“I am not sure. We’re trying to find out. I assume it’s Covid related mostly,” Hoffman said in an email.
Houston said this is par for the course for the Nashua District, which has not shown enough concern about what shutdowns do to working parents and children.
“Since March of 2020, the focus has not been on the education of the children and their academic success,” Houston said. “The reasoning behind the mass call out remains unclear. However, very bad timing is creating a very poor optic for some Nashua parents. When will the focus be brought back to the best interest of the students and their learning?”
Nashua School Board member Ray Guarino blamed Gov. Chris Sununu for the shutdowns in a Facebook post.
“Governor Sununu ordered all districts back to school and we had no backup plan as delta and omicron began to surge. We should have done better by our students, teachers, and their families. I would hope that we at least make plans for a remote option,” Guarino wrote.
Parents, on the other hand, have expressed frustration with school systems and teachers unions pushing to keep classrooms closed. Data show remote learning has been an academic disaster, particularly for low-income families and students of color.
Nashua parents are not alone dealing with uncertainty about their schools’ policies. Dover’s School District warned parents this week to be prepared for shutdowns, as the closures may be announced at the last minute.
Dover Superintendent William Harbron wrote to parents that staff shortages due to COVID might shut down individual schools within the district. With no options available for remote learning, parents were told to be ready with a backup plan in case of a closure.

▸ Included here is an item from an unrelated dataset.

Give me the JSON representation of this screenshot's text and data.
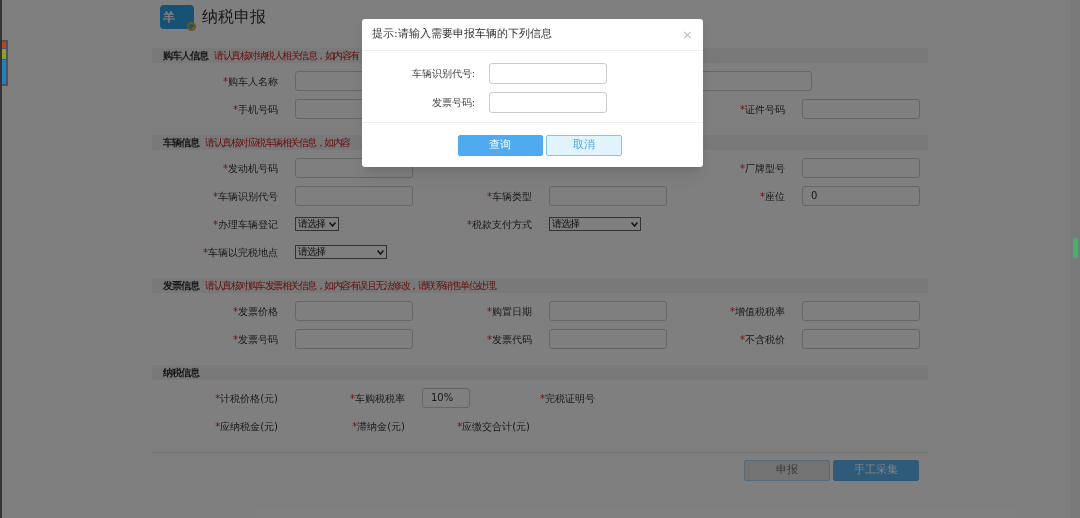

“I fully understand this is not the news you would like to hear,” Harbron wrote in the email.
Contacted Friday. Harbron expressed sympathy for parents who are struggling with the possibility of sudden school closures.
It’s not just closure parents need to watch for. In some municipalities, mask mandates for public spaces are coming fast. While cities like Keene and Nashua voted on new mask mandates in recent weeks, Portsmouth’s City Manager Karen Conard issued a unilateral directive on Friday ordering masks be worn indoors by everyone over the age of five.
“Given the current metrics relative to percent positivity and hospitalization utilization due to COVID, the health officer has determined that in order to protect the public health, proper face coverings must be used in all publicly accessible indoor areas and places of employment,” Conard said in a statement released Friday.
Conard based her decision on a recommendation from the city’s Health Department. While the city directive does not apply to schools, Portsmouth public school students have already been wearing masks indoors at school this year, according to district policy.